> [Problem to work on]: Reading the records beneath this task, work out how many lines contain the word "rating" and reply with only that number.

Data records for software interfaces:

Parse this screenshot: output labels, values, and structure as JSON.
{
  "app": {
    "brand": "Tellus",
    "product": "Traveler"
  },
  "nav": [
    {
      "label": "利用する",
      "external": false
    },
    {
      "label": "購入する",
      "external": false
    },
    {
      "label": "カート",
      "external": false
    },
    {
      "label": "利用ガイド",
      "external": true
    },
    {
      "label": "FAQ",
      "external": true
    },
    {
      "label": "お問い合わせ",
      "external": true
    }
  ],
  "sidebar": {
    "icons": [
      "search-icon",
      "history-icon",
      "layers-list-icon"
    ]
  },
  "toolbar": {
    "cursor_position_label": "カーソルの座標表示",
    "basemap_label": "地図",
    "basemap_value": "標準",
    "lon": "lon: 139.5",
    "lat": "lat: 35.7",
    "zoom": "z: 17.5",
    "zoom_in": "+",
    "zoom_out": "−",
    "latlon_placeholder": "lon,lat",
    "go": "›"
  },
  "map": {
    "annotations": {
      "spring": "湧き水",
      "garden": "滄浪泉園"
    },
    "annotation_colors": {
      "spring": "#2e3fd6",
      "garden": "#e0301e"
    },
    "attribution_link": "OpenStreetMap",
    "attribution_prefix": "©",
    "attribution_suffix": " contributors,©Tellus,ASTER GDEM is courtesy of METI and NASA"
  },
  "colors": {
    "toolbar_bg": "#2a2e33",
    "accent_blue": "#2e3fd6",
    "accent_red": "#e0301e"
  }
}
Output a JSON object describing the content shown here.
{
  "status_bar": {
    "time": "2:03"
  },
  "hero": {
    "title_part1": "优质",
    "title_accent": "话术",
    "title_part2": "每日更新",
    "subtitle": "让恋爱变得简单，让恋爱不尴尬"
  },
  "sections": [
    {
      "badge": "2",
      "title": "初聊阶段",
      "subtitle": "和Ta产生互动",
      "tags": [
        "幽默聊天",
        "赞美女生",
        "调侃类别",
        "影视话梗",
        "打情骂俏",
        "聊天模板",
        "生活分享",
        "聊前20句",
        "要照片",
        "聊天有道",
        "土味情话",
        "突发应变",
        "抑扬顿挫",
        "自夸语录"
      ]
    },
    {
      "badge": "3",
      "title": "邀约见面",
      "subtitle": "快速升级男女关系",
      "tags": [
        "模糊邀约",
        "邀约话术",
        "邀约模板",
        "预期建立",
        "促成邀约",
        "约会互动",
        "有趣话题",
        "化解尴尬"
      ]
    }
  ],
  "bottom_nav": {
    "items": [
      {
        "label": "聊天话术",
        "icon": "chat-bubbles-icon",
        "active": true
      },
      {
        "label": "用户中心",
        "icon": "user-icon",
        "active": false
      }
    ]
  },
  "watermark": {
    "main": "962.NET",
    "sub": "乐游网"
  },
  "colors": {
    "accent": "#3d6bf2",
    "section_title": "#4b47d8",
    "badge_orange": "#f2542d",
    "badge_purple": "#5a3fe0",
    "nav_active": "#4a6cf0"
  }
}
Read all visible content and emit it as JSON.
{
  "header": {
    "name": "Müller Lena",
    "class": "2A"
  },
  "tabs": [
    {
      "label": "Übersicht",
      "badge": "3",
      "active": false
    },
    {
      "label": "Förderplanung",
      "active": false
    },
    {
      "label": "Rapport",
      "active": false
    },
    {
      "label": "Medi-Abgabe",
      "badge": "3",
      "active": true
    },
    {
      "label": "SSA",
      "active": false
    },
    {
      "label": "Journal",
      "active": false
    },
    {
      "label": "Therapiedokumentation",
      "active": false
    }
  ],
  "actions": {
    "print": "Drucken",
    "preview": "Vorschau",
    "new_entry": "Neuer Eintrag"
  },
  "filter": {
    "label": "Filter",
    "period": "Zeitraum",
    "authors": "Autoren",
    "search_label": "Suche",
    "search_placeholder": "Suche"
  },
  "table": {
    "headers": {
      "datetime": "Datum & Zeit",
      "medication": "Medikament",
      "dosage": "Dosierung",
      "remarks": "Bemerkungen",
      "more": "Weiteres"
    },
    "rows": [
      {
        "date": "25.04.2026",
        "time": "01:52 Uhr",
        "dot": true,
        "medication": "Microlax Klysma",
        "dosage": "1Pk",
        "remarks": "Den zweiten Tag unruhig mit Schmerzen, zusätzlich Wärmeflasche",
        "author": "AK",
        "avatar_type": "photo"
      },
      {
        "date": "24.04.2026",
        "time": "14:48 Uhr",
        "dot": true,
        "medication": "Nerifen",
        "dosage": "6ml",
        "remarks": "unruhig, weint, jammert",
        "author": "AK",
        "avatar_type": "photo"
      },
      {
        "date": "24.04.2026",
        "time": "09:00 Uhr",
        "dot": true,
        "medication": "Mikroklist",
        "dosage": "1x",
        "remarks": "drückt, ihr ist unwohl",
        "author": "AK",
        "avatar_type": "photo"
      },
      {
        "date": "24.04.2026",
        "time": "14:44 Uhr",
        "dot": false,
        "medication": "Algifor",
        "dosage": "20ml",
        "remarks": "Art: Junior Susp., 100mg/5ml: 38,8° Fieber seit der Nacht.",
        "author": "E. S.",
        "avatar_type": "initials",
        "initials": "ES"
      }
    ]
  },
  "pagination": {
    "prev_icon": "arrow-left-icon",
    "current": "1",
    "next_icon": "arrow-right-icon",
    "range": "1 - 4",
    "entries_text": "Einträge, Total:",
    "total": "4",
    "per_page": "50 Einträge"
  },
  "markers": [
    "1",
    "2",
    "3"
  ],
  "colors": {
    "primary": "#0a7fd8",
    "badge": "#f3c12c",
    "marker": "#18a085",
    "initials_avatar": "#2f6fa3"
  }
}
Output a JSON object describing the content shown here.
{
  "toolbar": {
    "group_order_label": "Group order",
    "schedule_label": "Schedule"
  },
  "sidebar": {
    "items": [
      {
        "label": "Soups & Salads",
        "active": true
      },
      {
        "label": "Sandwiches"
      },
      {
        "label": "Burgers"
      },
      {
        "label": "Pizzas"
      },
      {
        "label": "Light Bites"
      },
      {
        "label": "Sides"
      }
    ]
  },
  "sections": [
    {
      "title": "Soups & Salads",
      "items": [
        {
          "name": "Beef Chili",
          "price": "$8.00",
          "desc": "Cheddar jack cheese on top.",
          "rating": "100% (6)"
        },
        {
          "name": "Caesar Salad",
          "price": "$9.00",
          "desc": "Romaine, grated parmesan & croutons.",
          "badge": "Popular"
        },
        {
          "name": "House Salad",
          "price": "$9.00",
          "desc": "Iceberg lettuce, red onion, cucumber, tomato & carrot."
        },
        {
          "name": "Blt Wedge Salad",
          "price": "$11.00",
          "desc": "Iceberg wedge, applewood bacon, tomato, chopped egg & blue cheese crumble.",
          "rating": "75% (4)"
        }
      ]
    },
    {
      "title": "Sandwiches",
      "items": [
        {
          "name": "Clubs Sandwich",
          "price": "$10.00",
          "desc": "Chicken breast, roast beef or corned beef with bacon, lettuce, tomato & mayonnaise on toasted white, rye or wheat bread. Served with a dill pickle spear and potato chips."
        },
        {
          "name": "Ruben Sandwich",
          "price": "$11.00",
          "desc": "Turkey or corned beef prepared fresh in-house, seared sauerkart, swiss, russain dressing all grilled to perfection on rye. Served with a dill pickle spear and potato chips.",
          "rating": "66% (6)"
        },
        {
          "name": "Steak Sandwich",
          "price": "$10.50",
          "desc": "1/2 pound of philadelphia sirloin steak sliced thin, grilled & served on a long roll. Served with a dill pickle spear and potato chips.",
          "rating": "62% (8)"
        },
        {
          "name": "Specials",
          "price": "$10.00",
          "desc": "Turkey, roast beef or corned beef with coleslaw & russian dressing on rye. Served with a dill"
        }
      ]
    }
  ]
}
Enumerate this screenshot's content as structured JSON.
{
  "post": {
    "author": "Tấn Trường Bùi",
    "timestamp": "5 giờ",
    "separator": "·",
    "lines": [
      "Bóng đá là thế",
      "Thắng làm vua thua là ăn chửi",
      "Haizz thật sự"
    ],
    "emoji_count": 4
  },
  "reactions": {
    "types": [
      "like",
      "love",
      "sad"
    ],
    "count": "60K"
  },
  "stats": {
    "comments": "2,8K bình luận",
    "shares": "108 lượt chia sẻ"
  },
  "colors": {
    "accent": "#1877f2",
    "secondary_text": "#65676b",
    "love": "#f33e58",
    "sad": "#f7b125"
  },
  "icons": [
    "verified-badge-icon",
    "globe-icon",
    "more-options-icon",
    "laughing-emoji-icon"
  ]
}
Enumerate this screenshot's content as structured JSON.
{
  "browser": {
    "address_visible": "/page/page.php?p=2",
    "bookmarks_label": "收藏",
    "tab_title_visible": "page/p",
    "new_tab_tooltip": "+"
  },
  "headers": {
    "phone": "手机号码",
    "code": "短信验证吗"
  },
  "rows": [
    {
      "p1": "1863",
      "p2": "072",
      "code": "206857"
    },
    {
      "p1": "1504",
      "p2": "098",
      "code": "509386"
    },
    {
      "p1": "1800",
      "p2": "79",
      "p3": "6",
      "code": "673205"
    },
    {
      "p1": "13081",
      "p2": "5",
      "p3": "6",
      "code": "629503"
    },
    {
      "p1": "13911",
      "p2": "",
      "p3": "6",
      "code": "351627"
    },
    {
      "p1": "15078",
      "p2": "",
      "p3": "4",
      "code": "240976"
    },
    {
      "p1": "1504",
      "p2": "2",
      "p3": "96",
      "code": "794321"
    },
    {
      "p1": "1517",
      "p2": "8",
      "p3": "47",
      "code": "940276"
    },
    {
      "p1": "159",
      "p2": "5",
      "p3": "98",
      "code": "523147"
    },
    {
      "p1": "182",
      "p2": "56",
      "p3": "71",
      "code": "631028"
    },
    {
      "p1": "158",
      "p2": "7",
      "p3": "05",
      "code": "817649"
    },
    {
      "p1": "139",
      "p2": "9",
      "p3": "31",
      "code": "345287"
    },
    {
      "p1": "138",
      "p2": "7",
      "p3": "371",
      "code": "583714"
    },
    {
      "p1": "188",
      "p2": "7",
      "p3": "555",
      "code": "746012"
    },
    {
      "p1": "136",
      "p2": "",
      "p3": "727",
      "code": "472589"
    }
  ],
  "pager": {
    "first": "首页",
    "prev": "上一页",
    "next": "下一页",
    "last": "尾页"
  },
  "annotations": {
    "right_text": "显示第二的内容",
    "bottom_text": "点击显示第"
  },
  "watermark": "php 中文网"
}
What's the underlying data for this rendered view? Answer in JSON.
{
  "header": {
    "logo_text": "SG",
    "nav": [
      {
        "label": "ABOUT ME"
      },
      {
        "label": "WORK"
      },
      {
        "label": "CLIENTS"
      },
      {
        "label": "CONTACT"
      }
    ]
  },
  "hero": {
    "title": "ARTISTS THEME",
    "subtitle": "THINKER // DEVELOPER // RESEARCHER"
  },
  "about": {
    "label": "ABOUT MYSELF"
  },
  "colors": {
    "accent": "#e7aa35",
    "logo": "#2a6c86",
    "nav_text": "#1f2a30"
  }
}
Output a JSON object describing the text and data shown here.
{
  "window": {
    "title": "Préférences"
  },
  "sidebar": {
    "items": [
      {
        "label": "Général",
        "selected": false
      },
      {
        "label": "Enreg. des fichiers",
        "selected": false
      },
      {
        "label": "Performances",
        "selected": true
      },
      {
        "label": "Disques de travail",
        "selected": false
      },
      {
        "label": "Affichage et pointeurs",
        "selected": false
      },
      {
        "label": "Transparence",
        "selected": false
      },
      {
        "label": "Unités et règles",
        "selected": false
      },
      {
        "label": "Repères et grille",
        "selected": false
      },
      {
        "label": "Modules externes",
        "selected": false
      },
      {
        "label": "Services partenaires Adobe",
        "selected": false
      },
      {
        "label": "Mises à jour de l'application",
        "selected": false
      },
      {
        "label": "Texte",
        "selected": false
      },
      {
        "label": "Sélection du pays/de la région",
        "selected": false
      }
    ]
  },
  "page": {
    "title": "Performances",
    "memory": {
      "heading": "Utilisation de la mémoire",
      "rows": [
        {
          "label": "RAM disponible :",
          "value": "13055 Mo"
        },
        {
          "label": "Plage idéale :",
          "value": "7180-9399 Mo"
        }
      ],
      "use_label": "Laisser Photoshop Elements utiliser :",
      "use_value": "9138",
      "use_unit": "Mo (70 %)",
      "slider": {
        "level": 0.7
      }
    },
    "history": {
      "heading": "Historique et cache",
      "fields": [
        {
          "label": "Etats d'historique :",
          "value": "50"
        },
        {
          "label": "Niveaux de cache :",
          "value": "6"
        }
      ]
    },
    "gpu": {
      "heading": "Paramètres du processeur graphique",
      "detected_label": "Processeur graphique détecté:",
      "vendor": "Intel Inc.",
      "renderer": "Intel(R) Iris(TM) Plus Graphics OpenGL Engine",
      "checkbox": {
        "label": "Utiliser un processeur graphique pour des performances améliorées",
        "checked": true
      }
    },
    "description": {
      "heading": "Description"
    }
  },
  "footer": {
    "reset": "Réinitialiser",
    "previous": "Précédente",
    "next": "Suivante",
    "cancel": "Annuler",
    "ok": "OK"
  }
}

> [Exercise solution]: 4